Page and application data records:
^^^^^^^^^^^^^^^^

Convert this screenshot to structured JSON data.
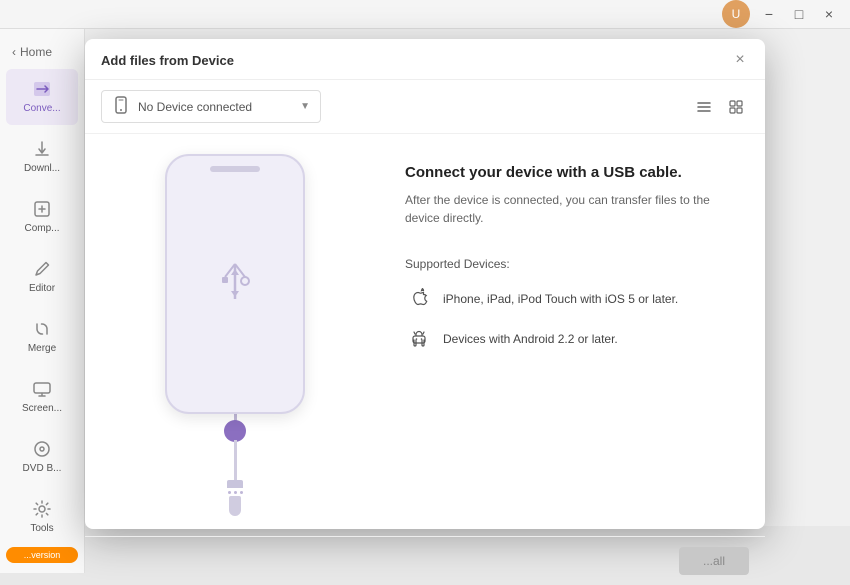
{
  "topbar": {
    "minimize_label": "−",
    "maximize_label": "□",
    "close_label": "×"
  },
  "sidebar": {
    "back_label": "Home",
    "items": [
      {
        "id": "convert",
        "label": "Conve...",
        "active": true
      },
      {
        "id": "download",
        "label": "Downl...",
        "active": false
      },
      {
        "id": "compress",
        "label": "Comp...",
        "active": false
      },
      {
        "id": "editor",
        "label": "Editor",
        "active": false
      },
      {
        "id": "merge",
        "label": "Merge",
        "active": false
      },
      {
        "id": "screen",
        "label": "Screen...",
        "active": false
      },
      {
        "id": "dvd",
        "label": "DVD B...",
        "active": false
      },
      {
        "id": "tools",
        "label": "Tools",
        "active": false
      }
    ],
    "upgrade_label": "...version"
  },
  "dialog": {
    "title": "Add files from Device",
    "device_selector": {
      "placeholder": "No Device connected",
      "icon": "📱"
    },
    "phone_illustration": {
      "usb_symbol": "↕"
    },
    "info": {
      "title": "Connect your device with a USB cable.",
      "description": "After the device is connected, you can transfer files to the device directly.",
      "supported_label": "Supported Devices:",
      "devices": [
        {
          "id": "ios",
          "label": "iPhone, iPad, iPod Touch with iOS 5 or later."
        },
        {
          "id": "android",
          "label": "Devices with Android 2.2 or later."
        }
      ]
    },
    "footer": {
      "add_all_label": "...all"
    }
  }
}
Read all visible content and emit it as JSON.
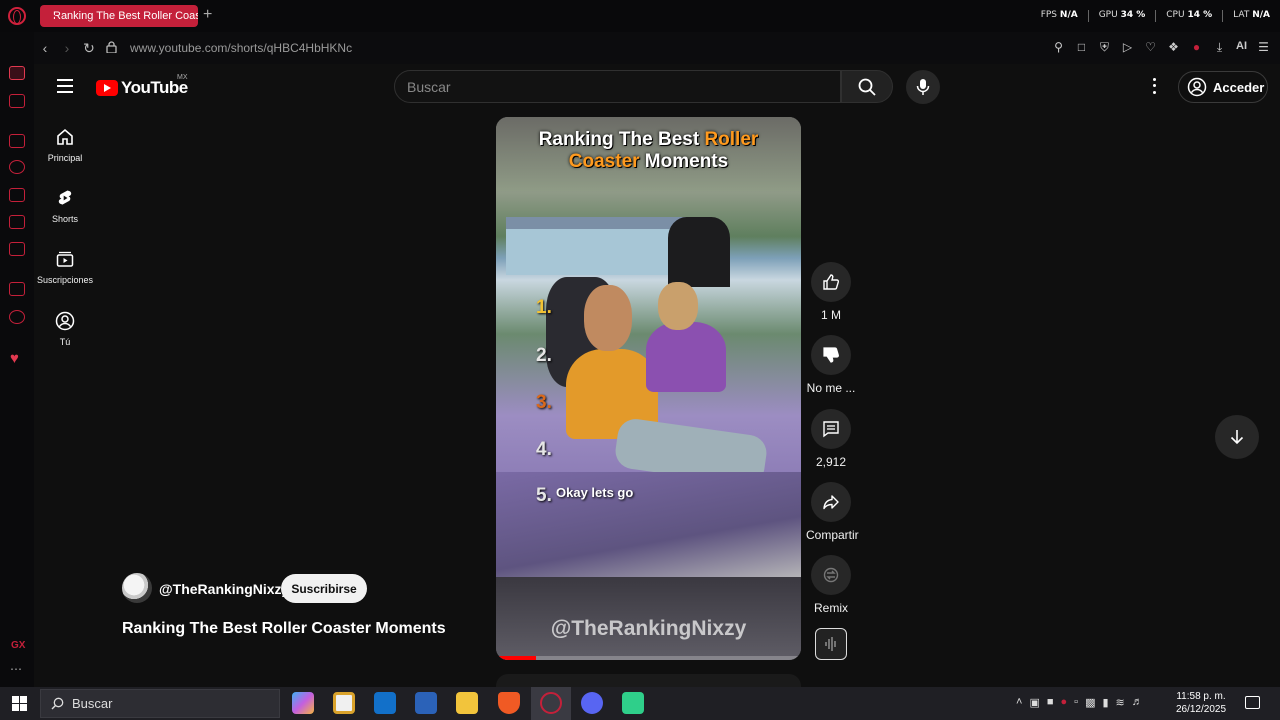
{
  "browser": {
    "tab_title": "Ranking The Best Roller Coaster Moments - YouTube",
    "new_tab_symbol": "+",
    "url": "www.youtube.com/shorts/qHBC4HbHKNc",
    "perf": {
      "fps_label": "FPS",
      "fps_value": "N/A",
      "gpu_label": "GPU",
      "gpu_value": "34 %",
      "cpu_label": "CPU",
      "cpu_value": "14 %",
      "lat_label": "LAT",
      "lat_value": "N/A"
    },
    "ai_label": "AI"
  },
  "youtube": {
    "logo_text": "YouTube",
    "region": "MX",
    "search_placeholder": "Buscar",
    "signin_label": "Acceder",
    "guide": [
      {
        "label": "Principal"
      },
      {
        "label": "Shorts"
      },
      {
        "label": "Suscripciones"
      },
      {
        "label": "Tú"
      }
    ]
  },
  "short": {
    "overlay_title_line1_white": "Ranking The Best ",
    "overlay_title_line1_orange": "Roller",
    "overlay_title_line2_orange": "Coaster",
    "overlay_title_line2_white": " Moments",
    "numbers": [
      "1.",
      "2.",
      "3.",
      "4.",
      "5."
    ],
    "caption": "Okay lets go",
    "watermark": "@TheRankingNixzy",
    "progress_fraction": 0.13,
    "channel": "@TheRankingNixzy",
    "subscribe_label": "Suscribirse",
    "title": "Ranking The Best Roller Coaster Moments"
  },
  "actions": {
    "like_count": "1 M",
    "dislike_label": "No me ...",
    "comment_count": "2,912",
    "share_label": "Compartir",
    "remix_label": "Remix"
  },
  "taskbar": {
    "search_label": "Buscar",
    "time": "11:58 p. m.",
    "date": "26/12/2025"
  },
  "colors": {
    "youtube_red": "#ff0000",
    "opera_red": "#c4203a",
    "title_orange": "#ff9a1e"
  }
}
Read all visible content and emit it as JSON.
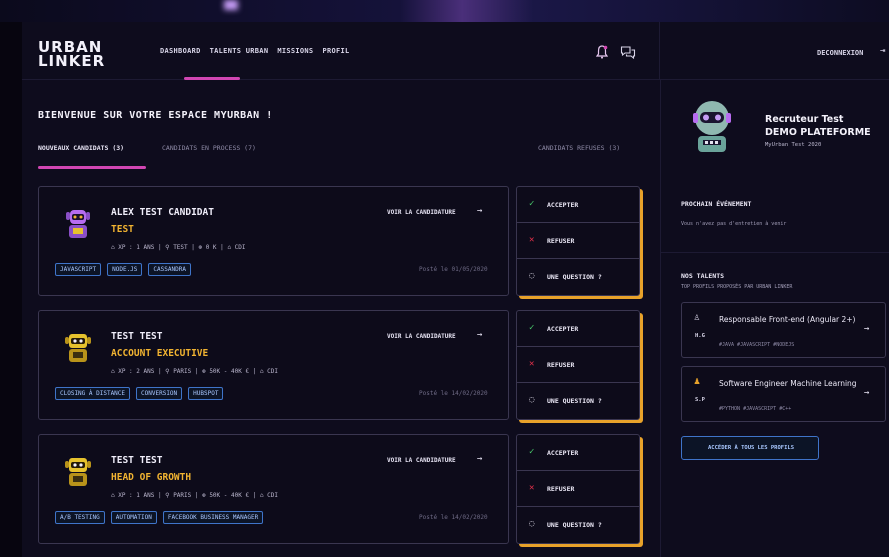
{
  "header": {
    "logo_line1": "URBAN",
    "logo_line2": "LINKER",
    "nav": [
      "DASHBOARD",
      "TALENTS URBAN",
      "MISSIONS",
      "PROFIL"
    ],
    "logout": "DECONNEXION",
    "logout_icon": "⇥"
  },
  "main": {
    "welcome": "BIENVENUE SUR VOTRE ESPACE MYURBAN !",
    "tabs": [
      {
        "label": "NOUVEAUX CANDIDATS (3)",
        "active": true
      },
      {
        "label": "CANDIDATS EN PROCESS (7)",
        "active": false
      },
      {
        "label": "CANDIDATS REFUSES (3)",
        "active": false
      }
    ],
    "view_label": "VOIR LA CANDIDATURE",
    "arrow": "→",
    "actions": {
      "accept": "ACCEPTER",
      "refuse": "REFUSER",
      "question": "UNE QUESTION ?"
    },
    "action_icons": {
      "accept": "✓",
      "refuse": "✕",
      "question": "◌"
    },
    "candidates": [
      {
        "name": "ALEX TEST CANDIDAT",
        "role": "TEST",
        "meta": "⌂ XP : 1 ANS  |  ⚲ TEST  |  ⊛ 0 K  |  ⌂ CDI",
        "tags": [
          "JAVASCRIPT",
          "NODE.JS",
          "CASSANDRA"
        ],
        "posted": "Posté le 01/05/2020",
        "avatar_color": "#b76cf0"
      },
      {
        "name": "TEST TEST",
        "role": "ACCOUNT EXECUTIVE",
        "meta": "⌂ XP : 2 ANS  |  ⚲ PARIS  |  ⊛ 50K - 40K €  |  ⌂ CDI",
        "tags": [
          "CLOSING À DISTANCE",
          "CONVERSION",
          "HUBSPOT"
        ],
        "posted": "Posté le 14/02/2020",
        "avatar_color": "#e6c22d"
      },
      {
        "name": "TEST TEST",
        "role": "HEAD OF GROWTH",
        "meta": "⌂ XP : 1 ANS  |  ⚲ PARIS  |  ⊛ 50K - 40K €  |  ⌂ CDI",
        "tags": [
          "A/B TESTING",
          "AUTOMATION",
          "FACEBOOK BUSINESS MANAGER"
        ],
        "posted": "Posté le 14/02/2020",
        "avatar_color": "#e6c22d"
      }
    ]
  },
  "sidebar": {
    "name_line1": "Recruteur Test",
    "name_line2": "DEMO PLATEFORME",
    "subtitle": "MyUrban Test 2020",
    "next_event_title": "PROCHAIN ÉVÉNEMENT",
    "next_event_text": "Vous n'avez pas d'entretien à venir",
    "talents_title": "NOS TALENTS",
    "talents_subtitle": "TOP PROFILS PROPOSÉS PAR URBAN LINKER",
    "talents": [
      {
        "icon": "♙",
        "initials": "H.G",
        "title": "Responsable Front-end (Angular 2+)",
        "tags": "#JAVA #JAVASCRIPT #NODEJS"
      },
      {
        "icon": "♟",
        "initials": "S.P",
        "title": "Software Engineer Machine Learning",
        "tags": "#PYTHON #JAVASCRIPT #C++"
      }
    ],
    "all_profiles": "ACCÉDER À TOUS LES PROFILS"
  },
  "colors": {
    "accent_pink": "#d146b3",
    "accent_gold": "#f2b431",
    "tag_blue": "#3f74c9",
    "accept_green": "#48c76b",
    "refuse_red": "#e0304a"
  }
}
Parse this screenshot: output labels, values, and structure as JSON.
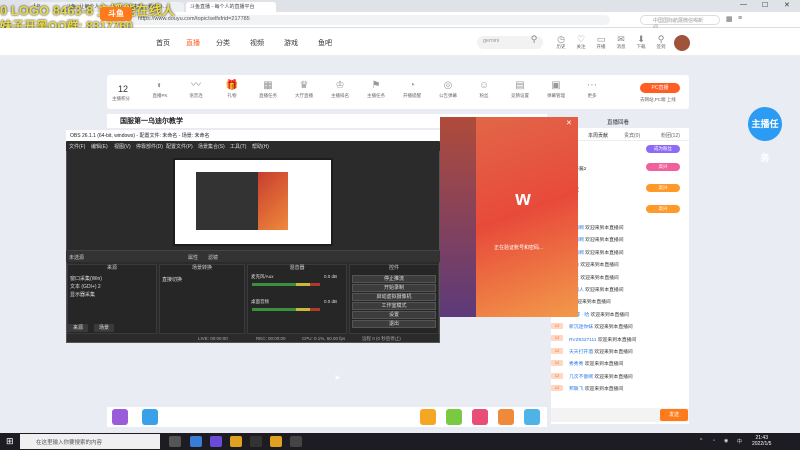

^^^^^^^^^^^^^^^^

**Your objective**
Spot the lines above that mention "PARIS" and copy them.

**Solved exercise**
        "meta": "⌂ XP : 2 ANS  |  ⚲ PARIS  |  ⊛ 50K - 40K €  |  ⌂ CDI",
        "meta": "⌂ XP : 1 ANS  |  ⚲ PARIS  |  ⊛ 50K - 40K €  |  ⌂ CDI",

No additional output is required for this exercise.